When the pandemic began, the FCC launched "Keep Americans Connected" encouraging internet providers across the country to help people who were suddenly working from home alongside their kids who were finishing up the school year at home.
That program ends June 30, which means those providers are free to raise prices or throttle download speeds.
The FCC reports more than 800 providers made a pledge to help families and customers. Some provided free internet to teachers, students and low-income households. Others lifted data cap limits and postponed any disconnection of service.
With the COVID-19 infection numbers surging once again, many of those households will see their internet speeds throttled or additional charges on their bill.
Internet speeds and your WiFi connections are affected by the number of devices connected to the internet. If your kids are watching YouTube, and your spouse is connected with their office online, your Zoom meetings may not stream correctly.
If you go over the data caps for the month, you may notice more buffering while watching Netflix at night. Some providers will also charge you more if you go over what you're paying for.
To check your internet speed, go to the website speedtest.net.
If you're not getting the speed you're paying for, you should contact your provider.
Pro Tip: If your family is spending more time at home, you're not using the data you pay for through your cellphone provider. One thing you can do is turn off WiFi on all of your mobile devices.
If the kids are watching Netflix and someone else is spending time on Facebook that doesn't require lightning fast speed, you'll conserve the data from your internet provider. Take a close look at your wireless bill over the past few months. Chances are you're paying for 40gb of data or more. You may even be paying for an unlimited data package. All that data is not being used. Use it at home on those devices.

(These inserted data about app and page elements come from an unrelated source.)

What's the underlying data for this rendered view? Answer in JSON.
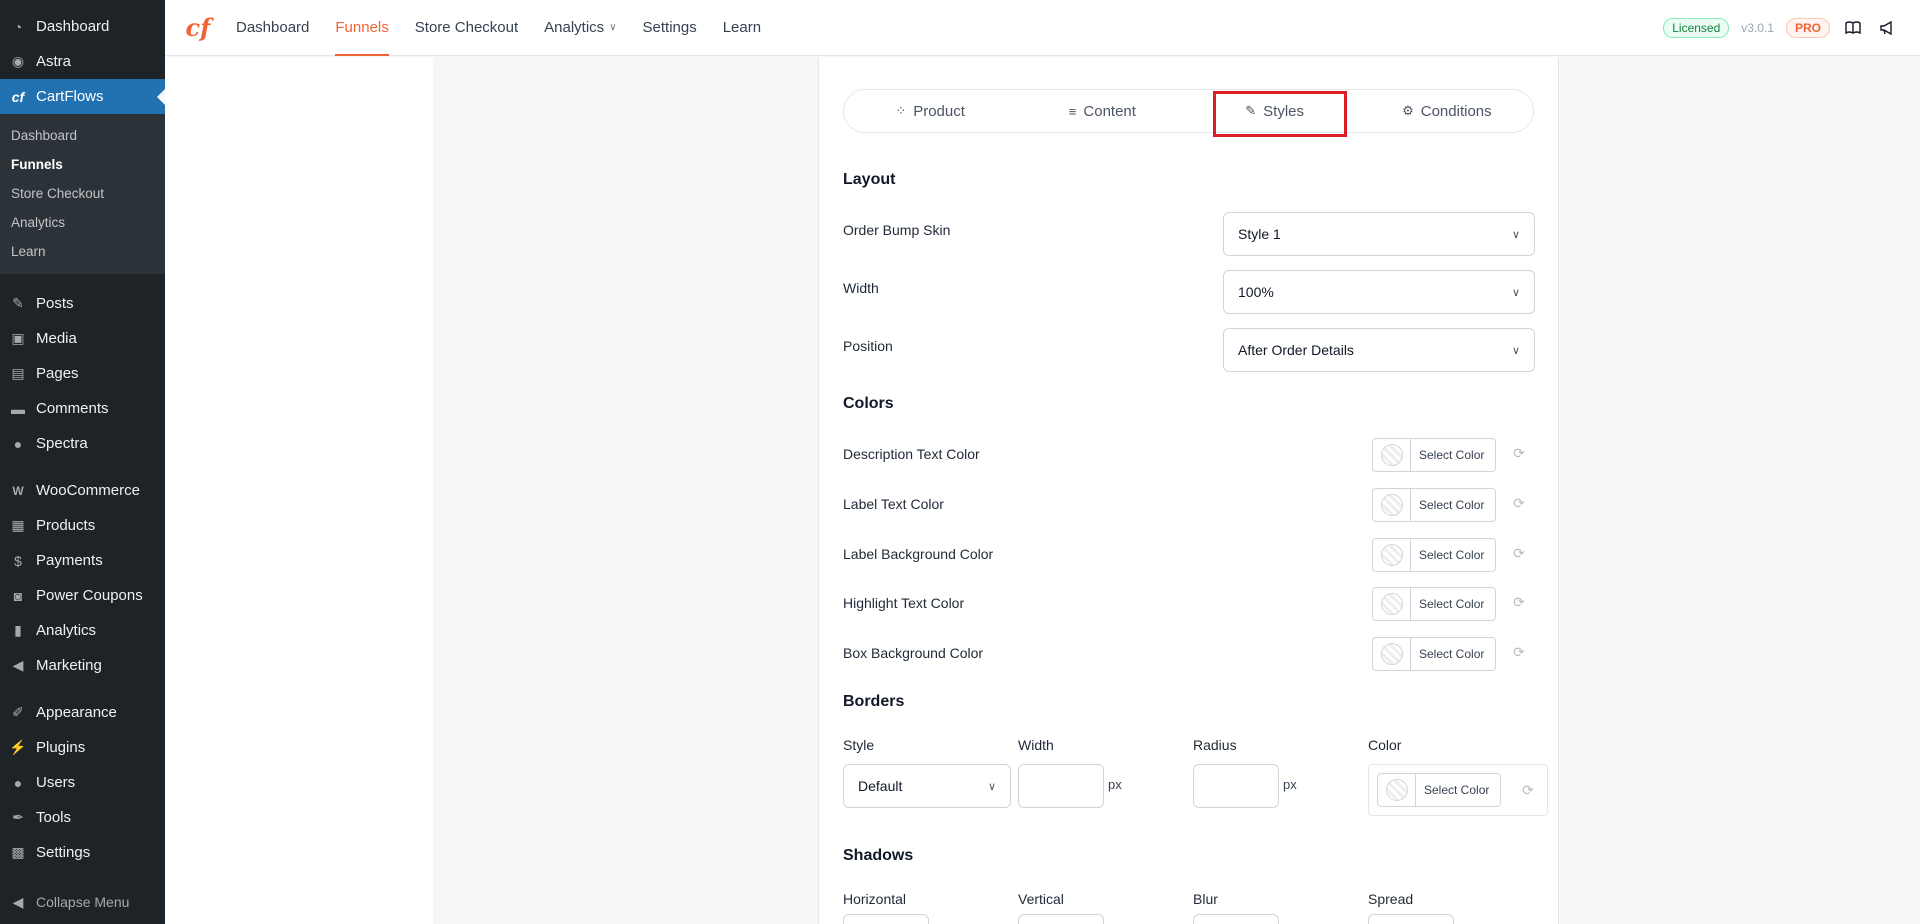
{
  "sidebar": {
    "items_top": [
      {
        "label": "Dashboard",
        "icon": "dashboard-icon"
      },
      {
        "label": "Astra",
        "icon": "astra-icon"
      },
      {
        "label": "CartFlows",
        "icon": "cartflows-icon"
      }
    ],
    "sub_items": [
      "Dashboard",
      "Funnels",
      "Store Checkout",
      "Analytics",
      "Learn"
    ],
    "items_group1": [
      {
        "label": "Posts",
        "icon": "pin-icon"
      },
      {
        "label": "Media",
        "icon": "media-icon"
      },
      {
        "label": "Pages",
        "icon": "pages-icon"
      },
      {
        "label": "Comments",
        "icon": "comment-icon"
      },
      {
        "label": "Spectra",
        "icon": "spectra-icon"
      }
    ],
    "items_group2": [
      {
        "label": "WooCommerce",
        "icon": "woo-icon"
      },
      {
        "label": "Products",
        "icon": "products-icon"
      },
      {
        "label": "Payments",
        "icon": "payments-icon"
      },
      {
        "label": "Power Coupons",
        "icon": "coupon-icon"
      },
      {
        "label": "Analytics",
        "icon": "bar-chart-icon"
      },
      {
        "label": "Marketing",
        "icon": "megaphone-icon"
      }
    ],
    "items_group3": [
      {
        "label": "Appearance",
        "icon": "brush-icon"
      },
      {
        "label": "Plugins",
        "icon": "plugin-icon"
      },
      {
        "label": "Users",
        "icon": "user-icon"
      },
      {
        "label": "Tools",
        "icon": "wrench-icon"
      },
      {
        "label": "Settings",
        "icon": "settings-icon"
      }
    ],
    "collapse_label": "Collapse Menu"
  },
  "topnav": {
    "items": [
      "Dashboard",
      "Funnels",
      "Store Checkout",
      "Analytics",
      "Settings",
      "Learn"
    ],
    "licensed": "Licensed",
    "version": "v3.0.1",
    "pro": "PRO"
  },
  "tabs": [
    "Product",
    "Content",
    "Styles",
    "Conditions"
  ],
  "layout": {
    "title": "Layout",
    "skin_label": "Order Bump Skin",
    "skin_value": "Style 1",
    "width_label": "Width",
    "width_value": "100%",
    "position_label": "Position",
    "position_value": "After Order Details"
  },
  "colors": {
    "title": "Colors",
    "select_text": "Select Color",
    "rows": [
      "Description Text Color",
      "Label Text Color",
      "Label Background Color",
      "Highlight Text Color",
      "Box Background Color"
    ]
  },
  "borders": {
    "title": "Borders",
    "style_label": "Style",
    "width_label": "Width",
    "radius_label": "Radius",
    "color_label": "Color",
    "style_value": "Default",
    "unit": "px",
    "select_text": "Select Color"
  },
  "shadows": {
    "title": "Shadows",
    "horizontal_label": "Horizontal",
    "vertical_label": "Vertical",
    "blur_label": "Blur",
    "spread_label": "Spread"
  }
}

And check your next internet bill to make sure you're not being charged more than your original agreement. Thus far, there's been no word if the major providers intend on extending their commitment to keep America connected.